Annotated Bibliography: Improving Urban Transportation in Canada through Planning

Annotated Bibliography: Improving Urban Transportation in Canada through Planning

Statement of Research Topic

Most cities in Canada such as Toronto, Vancouver, and Ontario use vehicles and trains as the primary transit. The overdependence on rail and road is due to lack of complimentary avenues that can promote alternative transport systems such as cycling tracks. Besides, the public transport system has failed to improve the transport interchange facilities in urban areas. Consequently, Canadians using public transport in most cities experience frustration frequently. The challenges of failures and overdependence on train and vehicle transportation can be addressed through proper planning the transportation networks in the Canadian urban areas. Previous research has tried to highlight some of the urban planning strategies used to improve transport. The current study seeks to build on previous literature by identifying the strategies that can be incorporated in urban planning to improve transportation and improve the experience of locals and visitors to such area. The following section will summarize and analyse the relevant articles that will be incorporated into the study.

Annotated Bibliography

Manaugh, Kevin, Madhav G. Badami, and Ahmed M. El-Geneidy. “Integrating social equity into urban transportation planning: A critical evaluation of equity objectives and measures in transportation plans in North America.” Transport Policy 37 (2015): 167-176.

This article addresses the impact of urban transportation plans on sustainability by focussing on the strategies that can be adapted to promote equity, environmental conservation, and economic development. The article states that balancing the three concepts has been a challenge for urban planners over the years (168). According to Manaugh, Madhav, and Ahmed, proper transportation planning leads to tangible outcomes such as reduced greenhouse gas emissionand reduced traffic congestion. Besides, it leads to social and economic equity due to the development of the areas with closer proximity to transit systems (168). The authors argue that planners should diversify their goals and integrate a proper value system in making transportation decisions to promote social equity. Besides, they urge policymakers to develop policies that consider the disadvantaged individuals in the community during the planning and development of transport infrastructure in urban areas (174). This ar
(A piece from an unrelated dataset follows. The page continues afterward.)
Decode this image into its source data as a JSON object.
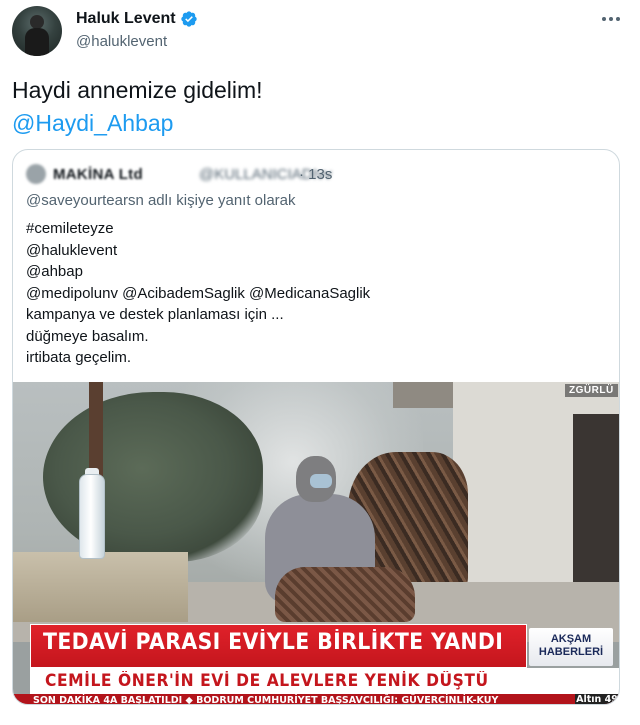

Pay to View the Entire Post

To view this post and other posts in this category please pay the amount below


Activate subscription for single

To view this post and other posts in this category please pay the amount below